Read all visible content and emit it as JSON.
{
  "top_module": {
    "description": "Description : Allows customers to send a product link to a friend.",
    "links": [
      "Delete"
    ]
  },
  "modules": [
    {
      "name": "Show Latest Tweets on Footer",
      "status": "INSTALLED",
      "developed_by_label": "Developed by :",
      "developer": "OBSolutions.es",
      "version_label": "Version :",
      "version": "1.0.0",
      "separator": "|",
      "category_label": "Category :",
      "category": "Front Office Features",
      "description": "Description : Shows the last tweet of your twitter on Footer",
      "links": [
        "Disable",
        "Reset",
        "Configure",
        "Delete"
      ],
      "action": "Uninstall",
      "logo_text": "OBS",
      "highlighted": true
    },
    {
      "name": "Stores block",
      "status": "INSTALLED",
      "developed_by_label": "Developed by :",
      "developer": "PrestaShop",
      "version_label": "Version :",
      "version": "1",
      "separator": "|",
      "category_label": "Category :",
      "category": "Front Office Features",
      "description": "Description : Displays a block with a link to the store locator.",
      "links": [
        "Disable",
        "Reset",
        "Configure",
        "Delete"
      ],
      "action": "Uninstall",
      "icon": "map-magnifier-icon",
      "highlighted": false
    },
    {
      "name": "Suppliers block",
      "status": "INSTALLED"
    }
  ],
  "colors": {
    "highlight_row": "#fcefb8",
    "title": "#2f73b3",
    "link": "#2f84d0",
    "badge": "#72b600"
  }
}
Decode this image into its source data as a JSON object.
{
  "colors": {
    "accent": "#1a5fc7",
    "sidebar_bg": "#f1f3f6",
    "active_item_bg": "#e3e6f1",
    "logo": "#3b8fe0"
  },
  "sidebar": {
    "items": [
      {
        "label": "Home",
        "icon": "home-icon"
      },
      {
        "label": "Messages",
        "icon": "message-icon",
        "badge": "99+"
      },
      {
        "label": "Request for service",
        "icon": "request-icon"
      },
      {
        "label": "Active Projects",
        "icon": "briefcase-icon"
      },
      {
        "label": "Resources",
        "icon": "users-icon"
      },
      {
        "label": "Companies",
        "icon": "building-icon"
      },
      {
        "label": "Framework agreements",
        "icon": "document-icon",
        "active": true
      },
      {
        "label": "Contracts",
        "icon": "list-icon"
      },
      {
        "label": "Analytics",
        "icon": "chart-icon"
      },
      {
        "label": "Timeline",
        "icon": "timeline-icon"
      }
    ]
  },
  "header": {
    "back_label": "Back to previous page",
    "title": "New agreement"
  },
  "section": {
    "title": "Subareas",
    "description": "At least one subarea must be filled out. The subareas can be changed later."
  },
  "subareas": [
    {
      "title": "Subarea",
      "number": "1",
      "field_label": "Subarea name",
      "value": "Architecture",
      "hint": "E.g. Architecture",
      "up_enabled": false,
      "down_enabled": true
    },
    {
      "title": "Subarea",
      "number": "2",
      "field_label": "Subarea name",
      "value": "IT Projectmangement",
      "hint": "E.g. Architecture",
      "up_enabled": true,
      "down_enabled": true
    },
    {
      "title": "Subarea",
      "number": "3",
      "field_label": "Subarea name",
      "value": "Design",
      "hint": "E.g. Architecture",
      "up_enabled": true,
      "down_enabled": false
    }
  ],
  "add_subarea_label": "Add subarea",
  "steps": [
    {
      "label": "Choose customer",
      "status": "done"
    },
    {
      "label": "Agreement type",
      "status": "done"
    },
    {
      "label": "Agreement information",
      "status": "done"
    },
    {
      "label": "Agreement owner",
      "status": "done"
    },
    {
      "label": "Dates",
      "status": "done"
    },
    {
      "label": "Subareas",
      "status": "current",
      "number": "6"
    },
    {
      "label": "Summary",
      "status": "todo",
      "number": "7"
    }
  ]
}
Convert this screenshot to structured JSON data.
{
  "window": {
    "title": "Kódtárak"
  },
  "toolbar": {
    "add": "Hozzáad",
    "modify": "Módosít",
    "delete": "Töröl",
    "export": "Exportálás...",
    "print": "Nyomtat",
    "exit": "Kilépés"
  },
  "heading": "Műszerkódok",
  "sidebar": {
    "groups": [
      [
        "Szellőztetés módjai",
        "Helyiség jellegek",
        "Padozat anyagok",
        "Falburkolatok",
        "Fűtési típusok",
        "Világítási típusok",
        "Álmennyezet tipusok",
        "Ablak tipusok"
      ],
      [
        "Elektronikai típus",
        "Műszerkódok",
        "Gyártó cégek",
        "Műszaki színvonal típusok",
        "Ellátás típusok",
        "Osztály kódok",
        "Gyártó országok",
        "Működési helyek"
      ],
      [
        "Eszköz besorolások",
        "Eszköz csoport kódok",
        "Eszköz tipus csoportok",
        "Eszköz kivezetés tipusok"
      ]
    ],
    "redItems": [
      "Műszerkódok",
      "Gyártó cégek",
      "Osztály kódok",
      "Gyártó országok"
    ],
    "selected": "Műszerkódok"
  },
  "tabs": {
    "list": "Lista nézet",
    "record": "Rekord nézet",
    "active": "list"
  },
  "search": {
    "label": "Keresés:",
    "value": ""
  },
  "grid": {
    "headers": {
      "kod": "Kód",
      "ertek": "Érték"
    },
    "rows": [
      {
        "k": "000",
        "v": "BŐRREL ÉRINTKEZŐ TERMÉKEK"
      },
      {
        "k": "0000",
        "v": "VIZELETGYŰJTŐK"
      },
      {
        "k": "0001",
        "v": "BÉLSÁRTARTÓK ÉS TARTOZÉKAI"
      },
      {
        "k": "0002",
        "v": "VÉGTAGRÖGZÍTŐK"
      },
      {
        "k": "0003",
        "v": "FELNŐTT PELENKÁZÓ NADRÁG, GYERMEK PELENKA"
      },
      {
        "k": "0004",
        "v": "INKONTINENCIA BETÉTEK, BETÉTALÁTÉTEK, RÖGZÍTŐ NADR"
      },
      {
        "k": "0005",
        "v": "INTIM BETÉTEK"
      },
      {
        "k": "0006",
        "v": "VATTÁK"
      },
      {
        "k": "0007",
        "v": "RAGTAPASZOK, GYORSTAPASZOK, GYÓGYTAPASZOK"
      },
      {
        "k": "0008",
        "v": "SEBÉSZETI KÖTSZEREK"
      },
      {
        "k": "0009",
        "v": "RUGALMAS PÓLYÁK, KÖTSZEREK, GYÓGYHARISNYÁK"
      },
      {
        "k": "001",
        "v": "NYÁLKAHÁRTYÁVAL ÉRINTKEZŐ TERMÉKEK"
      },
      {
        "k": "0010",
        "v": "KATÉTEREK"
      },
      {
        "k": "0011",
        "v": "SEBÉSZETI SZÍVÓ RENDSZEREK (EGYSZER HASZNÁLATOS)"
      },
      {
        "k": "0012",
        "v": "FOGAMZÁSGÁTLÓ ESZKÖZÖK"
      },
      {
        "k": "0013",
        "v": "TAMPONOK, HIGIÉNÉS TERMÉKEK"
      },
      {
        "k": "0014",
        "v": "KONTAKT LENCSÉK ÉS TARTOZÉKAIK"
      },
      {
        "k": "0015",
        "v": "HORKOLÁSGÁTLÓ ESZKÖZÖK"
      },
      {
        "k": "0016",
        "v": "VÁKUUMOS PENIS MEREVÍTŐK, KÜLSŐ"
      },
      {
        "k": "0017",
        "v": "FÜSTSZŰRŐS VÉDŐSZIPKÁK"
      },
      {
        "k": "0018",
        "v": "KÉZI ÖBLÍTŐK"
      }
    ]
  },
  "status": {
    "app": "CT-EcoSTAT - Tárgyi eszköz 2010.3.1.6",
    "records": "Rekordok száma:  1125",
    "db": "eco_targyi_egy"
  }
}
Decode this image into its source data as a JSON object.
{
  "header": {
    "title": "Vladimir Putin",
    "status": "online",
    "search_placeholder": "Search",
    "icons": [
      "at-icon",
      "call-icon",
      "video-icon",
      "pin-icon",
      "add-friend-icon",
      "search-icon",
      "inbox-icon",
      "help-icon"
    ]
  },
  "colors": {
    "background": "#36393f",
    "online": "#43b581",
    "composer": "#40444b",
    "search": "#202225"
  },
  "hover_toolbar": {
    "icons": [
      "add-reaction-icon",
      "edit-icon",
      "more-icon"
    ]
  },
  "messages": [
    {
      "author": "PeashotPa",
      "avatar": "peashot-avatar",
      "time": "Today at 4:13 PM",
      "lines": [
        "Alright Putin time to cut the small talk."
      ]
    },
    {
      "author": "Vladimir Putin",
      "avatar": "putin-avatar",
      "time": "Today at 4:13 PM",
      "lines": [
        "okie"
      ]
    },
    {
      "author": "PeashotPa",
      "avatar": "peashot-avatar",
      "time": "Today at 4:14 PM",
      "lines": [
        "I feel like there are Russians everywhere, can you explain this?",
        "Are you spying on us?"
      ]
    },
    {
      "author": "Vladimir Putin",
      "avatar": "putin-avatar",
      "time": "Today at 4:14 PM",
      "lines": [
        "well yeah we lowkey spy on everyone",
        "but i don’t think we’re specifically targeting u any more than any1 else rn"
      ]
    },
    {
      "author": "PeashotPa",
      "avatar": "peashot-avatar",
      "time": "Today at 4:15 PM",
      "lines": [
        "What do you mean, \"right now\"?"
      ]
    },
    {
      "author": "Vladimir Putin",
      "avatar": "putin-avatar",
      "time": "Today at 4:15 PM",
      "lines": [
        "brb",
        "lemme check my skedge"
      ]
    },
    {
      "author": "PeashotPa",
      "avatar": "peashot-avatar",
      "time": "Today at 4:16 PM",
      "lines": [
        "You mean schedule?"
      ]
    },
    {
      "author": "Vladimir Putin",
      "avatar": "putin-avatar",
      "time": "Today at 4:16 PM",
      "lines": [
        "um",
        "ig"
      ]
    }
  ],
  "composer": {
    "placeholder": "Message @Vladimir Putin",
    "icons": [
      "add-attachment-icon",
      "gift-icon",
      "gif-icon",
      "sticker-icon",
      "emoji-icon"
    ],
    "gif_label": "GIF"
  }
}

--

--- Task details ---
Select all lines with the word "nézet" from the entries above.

--- Written response ---
    "list": "Lista nézet",
    "record": "Rekord nézet",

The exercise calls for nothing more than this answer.